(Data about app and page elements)
= Beginning of Section =

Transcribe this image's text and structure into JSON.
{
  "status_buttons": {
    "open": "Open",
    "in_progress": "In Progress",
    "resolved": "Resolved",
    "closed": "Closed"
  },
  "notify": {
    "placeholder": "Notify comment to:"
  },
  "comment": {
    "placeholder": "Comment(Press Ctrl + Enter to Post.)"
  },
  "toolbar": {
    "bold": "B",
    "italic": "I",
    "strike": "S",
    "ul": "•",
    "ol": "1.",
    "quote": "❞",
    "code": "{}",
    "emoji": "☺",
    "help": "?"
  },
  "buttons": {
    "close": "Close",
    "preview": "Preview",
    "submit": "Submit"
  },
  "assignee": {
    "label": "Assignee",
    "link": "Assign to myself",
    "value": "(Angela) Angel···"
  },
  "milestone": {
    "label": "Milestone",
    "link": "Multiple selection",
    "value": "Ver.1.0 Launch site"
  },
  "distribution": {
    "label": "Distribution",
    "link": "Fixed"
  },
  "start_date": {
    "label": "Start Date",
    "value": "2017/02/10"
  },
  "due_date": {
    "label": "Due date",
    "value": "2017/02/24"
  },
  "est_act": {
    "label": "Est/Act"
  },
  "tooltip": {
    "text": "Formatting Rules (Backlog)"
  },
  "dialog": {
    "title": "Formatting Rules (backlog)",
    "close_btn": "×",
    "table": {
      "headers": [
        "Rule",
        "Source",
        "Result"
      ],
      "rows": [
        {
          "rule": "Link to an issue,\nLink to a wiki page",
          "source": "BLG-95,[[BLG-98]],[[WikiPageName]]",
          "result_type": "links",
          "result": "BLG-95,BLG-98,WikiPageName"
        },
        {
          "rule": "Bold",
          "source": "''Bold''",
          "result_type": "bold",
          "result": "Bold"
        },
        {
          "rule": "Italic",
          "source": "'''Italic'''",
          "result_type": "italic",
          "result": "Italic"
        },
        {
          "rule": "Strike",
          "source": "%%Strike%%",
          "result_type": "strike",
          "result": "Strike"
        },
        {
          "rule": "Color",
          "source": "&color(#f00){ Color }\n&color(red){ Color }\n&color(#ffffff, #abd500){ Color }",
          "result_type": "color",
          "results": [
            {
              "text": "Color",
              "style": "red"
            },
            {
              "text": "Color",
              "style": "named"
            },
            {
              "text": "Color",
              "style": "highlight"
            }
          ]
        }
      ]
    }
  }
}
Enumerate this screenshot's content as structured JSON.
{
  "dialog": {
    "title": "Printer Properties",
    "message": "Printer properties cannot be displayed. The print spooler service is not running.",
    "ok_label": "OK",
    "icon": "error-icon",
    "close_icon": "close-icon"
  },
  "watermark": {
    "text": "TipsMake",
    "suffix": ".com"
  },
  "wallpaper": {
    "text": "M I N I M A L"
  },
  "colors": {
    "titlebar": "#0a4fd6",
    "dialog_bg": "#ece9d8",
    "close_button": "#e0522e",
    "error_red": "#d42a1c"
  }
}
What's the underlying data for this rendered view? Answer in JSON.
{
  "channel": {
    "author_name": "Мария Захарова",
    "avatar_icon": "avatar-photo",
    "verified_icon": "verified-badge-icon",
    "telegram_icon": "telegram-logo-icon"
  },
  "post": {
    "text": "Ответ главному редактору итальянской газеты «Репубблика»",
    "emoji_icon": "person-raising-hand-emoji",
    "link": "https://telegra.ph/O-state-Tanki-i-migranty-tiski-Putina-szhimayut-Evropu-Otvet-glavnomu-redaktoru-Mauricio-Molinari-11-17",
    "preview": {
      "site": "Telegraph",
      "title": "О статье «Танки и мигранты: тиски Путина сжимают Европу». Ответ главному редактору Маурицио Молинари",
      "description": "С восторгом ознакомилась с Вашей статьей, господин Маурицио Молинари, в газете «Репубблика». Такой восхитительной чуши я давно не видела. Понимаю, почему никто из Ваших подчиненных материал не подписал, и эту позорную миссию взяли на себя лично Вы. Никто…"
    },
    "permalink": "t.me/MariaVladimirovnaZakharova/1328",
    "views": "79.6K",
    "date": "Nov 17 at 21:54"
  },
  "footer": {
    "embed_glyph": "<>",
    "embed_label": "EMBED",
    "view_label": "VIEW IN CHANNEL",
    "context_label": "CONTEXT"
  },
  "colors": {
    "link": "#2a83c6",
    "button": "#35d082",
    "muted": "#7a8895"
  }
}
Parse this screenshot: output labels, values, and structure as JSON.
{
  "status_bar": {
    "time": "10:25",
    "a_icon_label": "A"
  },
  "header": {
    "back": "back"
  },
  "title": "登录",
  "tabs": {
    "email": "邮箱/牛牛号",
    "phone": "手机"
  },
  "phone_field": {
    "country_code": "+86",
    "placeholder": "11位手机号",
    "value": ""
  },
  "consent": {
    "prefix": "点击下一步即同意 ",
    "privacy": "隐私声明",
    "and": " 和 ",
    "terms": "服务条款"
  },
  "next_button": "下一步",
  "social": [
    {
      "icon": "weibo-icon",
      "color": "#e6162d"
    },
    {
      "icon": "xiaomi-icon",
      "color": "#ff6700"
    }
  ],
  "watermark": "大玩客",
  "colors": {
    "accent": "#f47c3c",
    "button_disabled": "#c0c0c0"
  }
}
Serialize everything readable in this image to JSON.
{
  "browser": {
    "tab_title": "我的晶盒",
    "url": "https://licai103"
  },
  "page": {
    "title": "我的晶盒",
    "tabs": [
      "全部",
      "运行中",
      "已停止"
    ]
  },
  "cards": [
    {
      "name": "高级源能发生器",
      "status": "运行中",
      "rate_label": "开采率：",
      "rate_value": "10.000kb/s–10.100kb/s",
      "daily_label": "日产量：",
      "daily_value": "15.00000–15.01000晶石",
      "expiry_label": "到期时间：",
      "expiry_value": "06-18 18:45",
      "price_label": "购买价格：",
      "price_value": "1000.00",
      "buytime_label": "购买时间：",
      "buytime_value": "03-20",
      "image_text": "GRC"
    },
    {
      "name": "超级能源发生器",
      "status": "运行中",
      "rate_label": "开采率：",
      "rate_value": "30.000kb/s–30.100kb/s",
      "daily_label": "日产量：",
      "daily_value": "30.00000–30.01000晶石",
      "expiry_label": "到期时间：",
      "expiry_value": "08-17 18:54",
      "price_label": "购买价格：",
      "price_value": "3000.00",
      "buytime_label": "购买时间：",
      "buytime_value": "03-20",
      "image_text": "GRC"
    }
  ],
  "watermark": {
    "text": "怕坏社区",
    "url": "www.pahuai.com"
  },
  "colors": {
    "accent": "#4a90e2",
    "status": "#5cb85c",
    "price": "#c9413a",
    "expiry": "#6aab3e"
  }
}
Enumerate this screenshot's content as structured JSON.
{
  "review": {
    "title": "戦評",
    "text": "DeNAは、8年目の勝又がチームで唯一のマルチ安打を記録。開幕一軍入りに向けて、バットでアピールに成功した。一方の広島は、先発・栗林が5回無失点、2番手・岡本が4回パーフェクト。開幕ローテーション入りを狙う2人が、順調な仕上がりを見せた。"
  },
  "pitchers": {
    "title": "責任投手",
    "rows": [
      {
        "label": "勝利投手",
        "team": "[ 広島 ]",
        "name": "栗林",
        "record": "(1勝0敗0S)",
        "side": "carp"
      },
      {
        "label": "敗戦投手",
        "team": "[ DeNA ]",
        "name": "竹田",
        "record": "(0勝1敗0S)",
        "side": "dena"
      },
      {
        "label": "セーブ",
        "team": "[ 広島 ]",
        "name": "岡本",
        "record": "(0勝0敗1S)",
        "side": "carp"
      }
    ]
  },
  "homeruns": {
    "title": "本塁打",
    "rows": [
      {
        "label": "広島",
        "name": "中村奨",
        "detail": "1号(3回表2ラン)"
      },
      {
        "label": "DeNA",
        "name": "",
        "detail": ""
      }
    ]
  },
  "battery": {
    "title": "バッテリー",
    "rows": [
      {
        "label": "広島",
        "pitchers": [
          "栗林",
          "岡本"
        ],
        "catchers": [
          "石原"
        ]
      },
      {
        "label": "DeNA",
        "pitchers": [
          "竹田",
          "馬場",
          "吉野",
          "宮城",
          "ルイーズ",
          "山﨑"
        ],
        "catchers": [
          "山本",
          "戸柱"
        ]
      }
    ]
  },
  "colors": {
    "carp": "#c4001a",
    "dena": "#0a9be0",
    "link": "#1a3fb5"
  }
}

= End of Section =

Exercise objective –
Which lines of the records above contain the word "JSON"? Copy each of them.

Response box –
Transcribe this image's text and structure into JSON.
Enumerate this screenshot's content as structured JSON.
What's the underlying data for this rendered view? Answer in JSON.
Parse this screenshot: output labels, values, and structure as JSON.
Serialize everything readable in this image to JSON.
Enumerate this screenshot's content as structured JSON.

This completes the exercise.